    Neither my Ikonta or Franka has a rangefinder, and I'm getting pretty good at estimating distance. If it's real critical or I'm using a large aperture I'll step off the distance, luckily my stride is darn close to a yard. One nice thing about Ikontas is that there is a marked hyperfocal setting. Set the red dot on the lens, and ret dot on the aperture scale (about F11) and everything from 13 feet to infinity is in focus. Everything over 45 just set to infinity.
    Nikon F, Nikkor-S 35mm F=2.8, Nikkor-S 50mm F=1.4

    Gossen Luna Pro F

  4. #24
    mr rusty's Avatar
    Join Date
    Sep 2009
    Location
    lancashire, UK
    Shooter
    Medium Format
    Posts
    625
    Images
    102
    marked hyperfocal setting
    There is on my nettar too

  5. #25
    Regular Rod's Avatar
    Join Date
    Aug 2012
    Location
    Derbyshire
    Shooter
    Medium Format
    Posts
    485

    FREE RANGEFINDER FOR ANY CAMERA

    It's more accurate than most too as the "eyes" are further apart than those on cameras...

    http://tomchuk.com/misc/rf/

    RR

  6. #26
    MattKing's Avatar
    Join Date
    Apr 2005
    Location
    Delta, British Columbia, Canada
    Shooter
    Multi Format
    Posts
    12,468
    Images
    60
    The advice above about film size is important.
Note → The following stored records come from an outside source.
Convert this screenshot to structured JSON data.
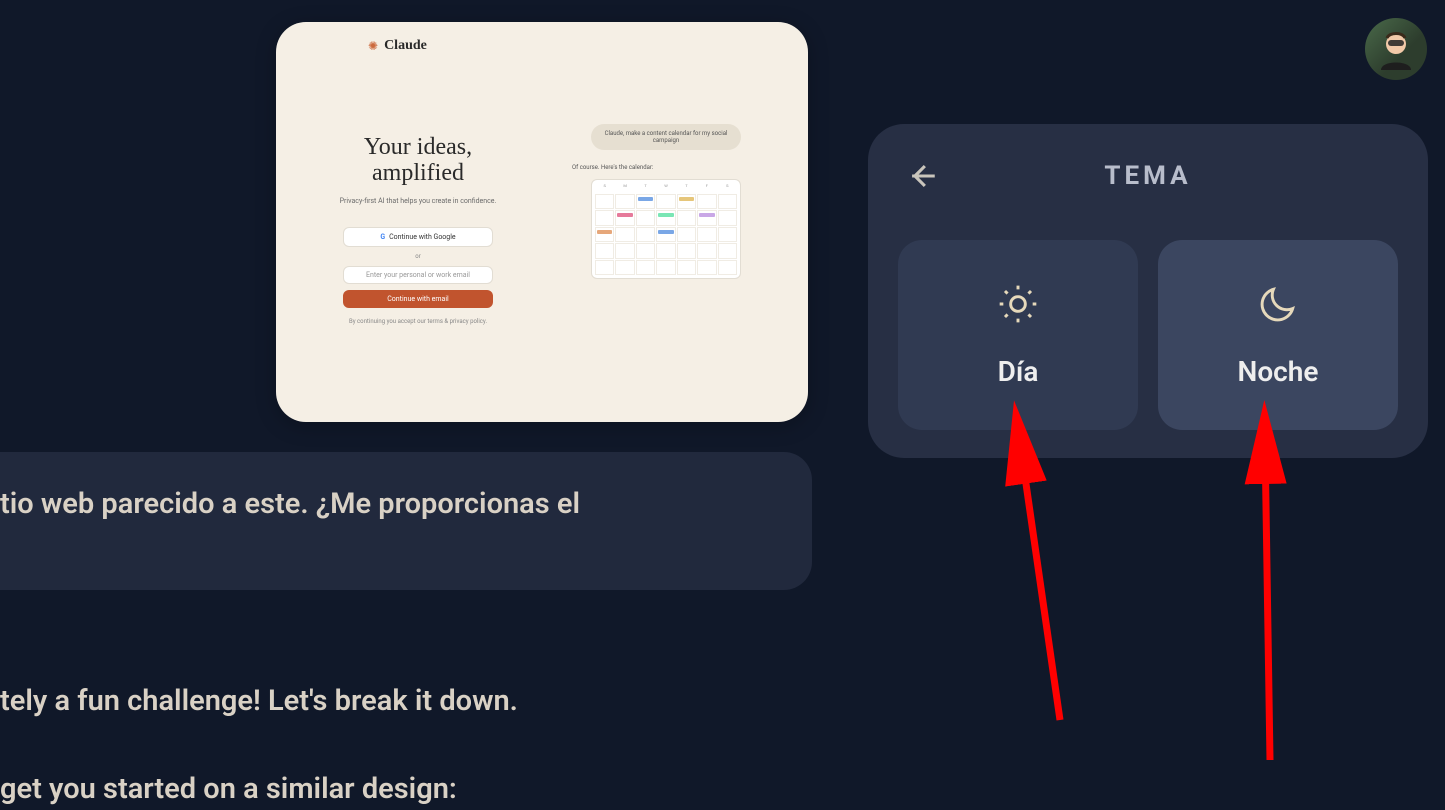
{
  "avatar": {
    "alt": "user-avatar"
  },
  "preview": {
    "brand": "Claude",
    "heading_line1": "Your ideas,",
    "heading_line2": "amplified",
    "subtext": "Privacy-first AI that helps you create in confidence.",
    "google_btn": "Continue with Google",
    "or": "or",
    "email_placeholder": "Enter your personal or work email",
    "cta": "Continue with email",
    "fineprint": "By continuing you accept our terms & privacy policy.",
    "prompt": "Claude, make a content calendar for my social campaign",
    "reply": "Of course. Here's the calendar:"
  },
  "chat": {
    "user_message": "tio web parecido a este. ¿Me proporcionas el",
    "assistant_line1": "tely a fun challenge! Let's break it down.",
    "assistant_line2": "get you started on a similar design:"
  },
  "theme_panel": {
    "title": "TEMA",
    "options": {
      "day": "Día",
      "night": "Noche"
    }
  }
}
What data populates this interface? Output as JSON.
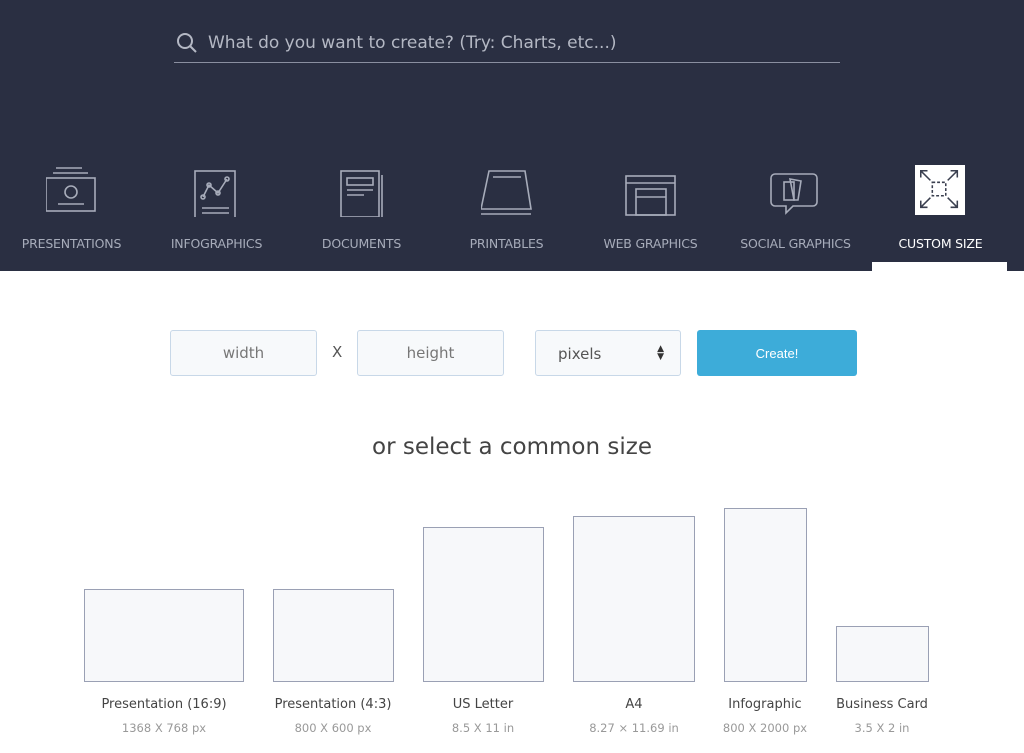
{
  "search": {
    "placeholder": "What do you want to create? (Try: Charts, etc...)"
  },
  "tabs": [
    {
      "label": "PRESENTATIONS",
      "icon": "presentation-icon"
    },
    {
      "label": "INFOGRAPHICS",
      "icon": "infographic-icon"
    },
    {
      "label": "DOCUMENTS",
      "icon": "document-icon"
    },
    {
      "label": "PRINTABLES",
      "icon": "printable-icon"
    },
    {
      "label": "WEB GRAPHICS",
      "icon": "web-graphic-icon"
    },
    {
      "label": "SOCIAL GRAPHICS",
      "icon": "social-graphic-icon"
    },
    {
      "label": "CUSTOM SIZE",
      "icon": "resize-icon",
      "active": true
    }
  ],
  "custom": {
    "width_placeholder": "width",
    "x_label": "X",
    "height_placeholder": "height",
    "unit": "pixels",
    "create_label": "Create!"
  },
  "common": {
    "heading": "or select a common size",
    "sizes": [
      {
        "name": "Presentation (16:9)",
        "dims": "1368 X 768 px"
      },
      {
        "name": "Presentation (4:3)",
        "dims": "800 X 600 px"
      },
      {
        "name": "US Letter",
        "dims": "8.5 X 11 in"
      },
      {
        "name": "A4",
        "dims": "8.27 × 11.69 in"
      },
      {
        "name": "Infographic",
        "dims": "800 X 2000 px"
      },
      {
        "name": "Business Card",
        "dims": "3.5 X 2 in"
      }
    ]
  },
  "colors": {
    "header": "#2a2f42",
    "accent": "#3dacd9"
  }
}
There are actually Kodak folders that use 120 film, but there are lots of other folders - not just Kodak - that use other, discontinued sizes.
    Matt

    “Photography is a complex and fluid medium, and its many factors are not applied in simple sequence. Rather, the process may be likened to the art of the juggler in keeping many balls in the air at one time!”
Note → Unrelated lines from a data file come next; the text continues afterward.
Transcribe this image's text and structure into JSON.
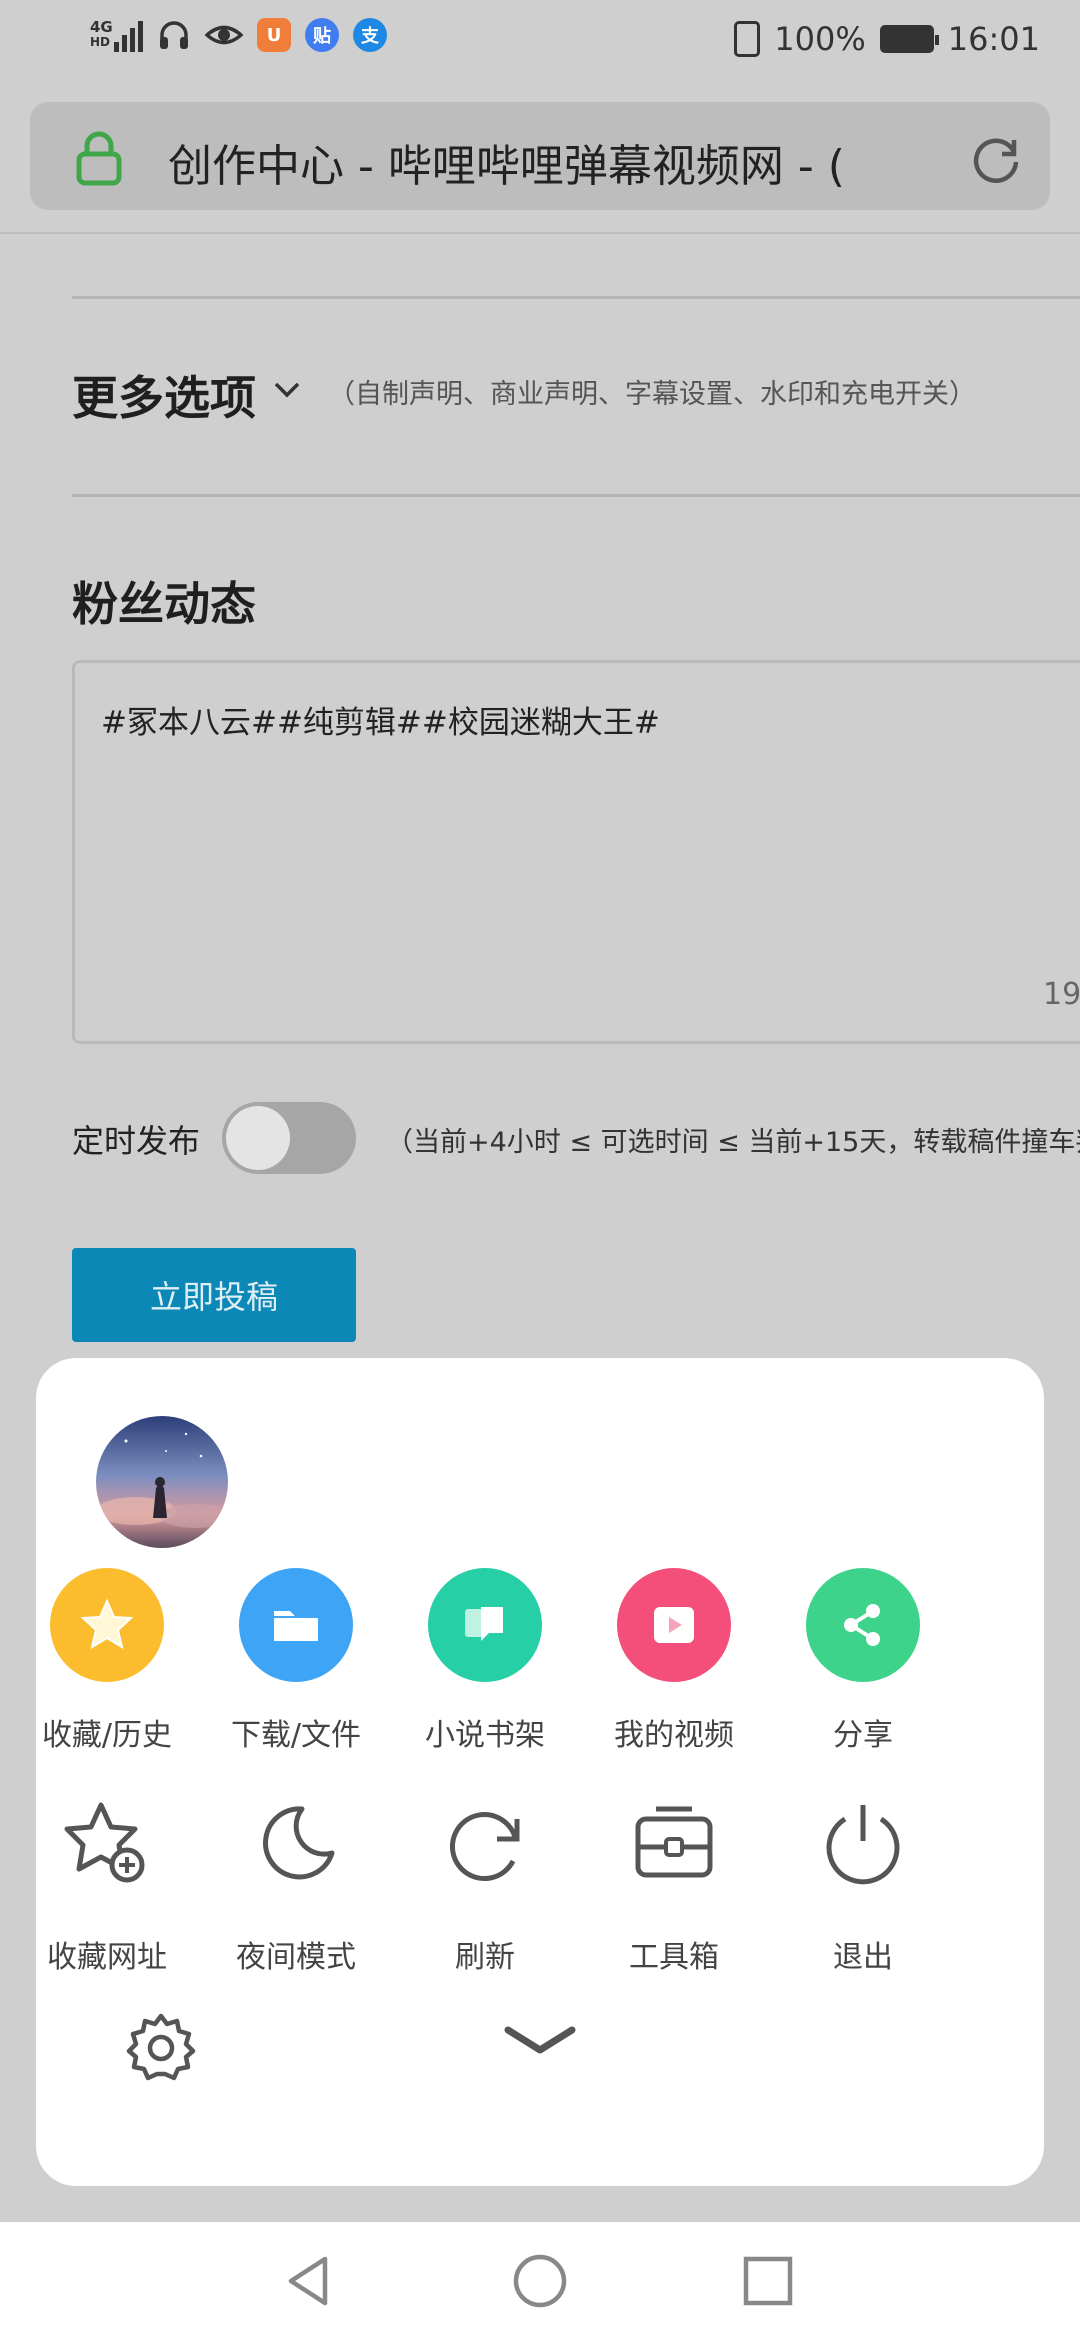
{
  "status_bar": {
    "network": "4G",
    "network_sub": "HD",
    "battery": "100%",
    "time": "16:01",
    "app_icons": [
      {
        "name": "headphones-icon"
      },
      {
        "name": "eye-icon"
      },
      {
        "name": "uc-browser-icon",
        "color": "#f07d3a"
      },
      {
        "name": "tieba-icon",
        "glyph": "贴",
        "color": "#3f7df0"
      },
      {
        "name": "alipay-icon",
        "glyph": "支",
        "color": "#1e88e5"
      }
    ]
  },
  "url_bar": {
    "title": "创作中心 - 哔哩哔哩弹幕视频网 - ("
  },
  "page": {
    "more_options": {
      "title": "更多选项",
      "hint": "（自制声明、商业声明、字幕设置、水印和充电开关）"
    },
    "fans": {
      "title": "粉丝动态",
      "text": "#冢本八云##纯剪辑##校园迷糊大王#",
      "count": "19"
    },
    "schedule": {
      "label": "定时发布",
      "enabled": false,
      "hint": "（当前+4小时 ≤ 可选时间 ≤ 当前+15天，转载稿件撞车判"
    },
    "submit_label": "立即投稿"
  },
  "menu": {
    "row1": [
      {
        "label": "收藏/历史",
        "icon": "star-icon",
        "color": "#fbbd2e"
      },
      {
        "label": "下载/文件",
        "icon": "folder-icon",
        "color": "#3ea4f5"
      },
      {
        "label": "小说书架",
        "icon": "book-icon",
        "color": "#26cfa6"
      },
      {
        "label": "我的视频",
        "icon": "play-icon",
        "color": "#f44f7a"
      },
      {
        "label": "分享",
        "icon": "share-icon",
        "color": "#3ed38a"
      }
    ],
    "row2": [
      {
        "label": "收藏网址",
        "icon": "add-bookmark-icon"
      },
      {
        "label": "夜间模式",
        "icon": "moon-icon"
      },
      {
        "label": "刷新",
        "icon": "refresh-icon"
      },
      {
        "label": "工具箱",
        "icon": "toolbox-icon"
      },
      {
        "label": "退出",
        "icon": "power-icon"
      }
    ]
  },
  "colors": {
    "accent": "#0b88b5",
    "secure": "#3fa64a"
  }
}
    Ansel Adams, from the introduction to The Negative - The New Ansel Adams Photography Series / Book 2

  7. #27
    Ian Grant's Avatar
    Join Date
    Aug 2004
    Location
    West Midlands, UK, and Turkey
    Shooter
    Multi Format
    Posts
    16,289
    Images
    148
    Quote Originally Posted by MattKing View Post
    The advice above about film size is important. There are actually Kodak folders that use 120 film, but there are lots of other folders - not just Kodak - that use other, discontinued sizes.
    Yes I have one not a Kodak though that shoots 5x4 inch images on roll films and it's surprisingly reasonable in size LD

    Ian

  8. #28

    Join Date
    Mar 2005
    Location
    Wellington, New Zealand
    Shooter
    Multi Format
    Posts
    743
    Images
    28
    Since you're in the UK, a late model Agifold is worth a look. The lens is pretty decent when stopped down a bit, and also pretty nice when cranked all the way open:


    img598, on Flickr

    They're pretty simple, with easy to adjust uncoupled RF and extinction meter, and seem fairly well put together. Mine cost me around 15 quid IIRC.

  9. #29

    Join Date
    Oct 2009
    Location
    Central Florida, USA
    Shooter
    Multi Format
    Posts
    3,923
    Quote Originally Posted by MattKing View Post
    The advice above about film size is important. There are actually Kodak folders that use 120 film, but there are lots of other folders - not just Kodak - that use other, discontinued sizes.

    I have a Kodak Tourist. It's designed for 620 film but I just re-roll 120 onto a 620 spool and works very well that way. It produces negative frames 6x8. It's actually my favorite folder. It's a zone focus camera though, not a range finder.
    Develop, stop, fix.... wait.... where's my film?

Page 3 of 3 FirstFirst 123


 

APUG PARTNERS EQUALLY FUNDING OUR COMMUNITY:



Contact Us  |  Support Us!  |  Advertise  |  Site Terms  |  Archive  —   Search  |  Mobile Device Access  |  RSS  |  Facebook  |  Linkedin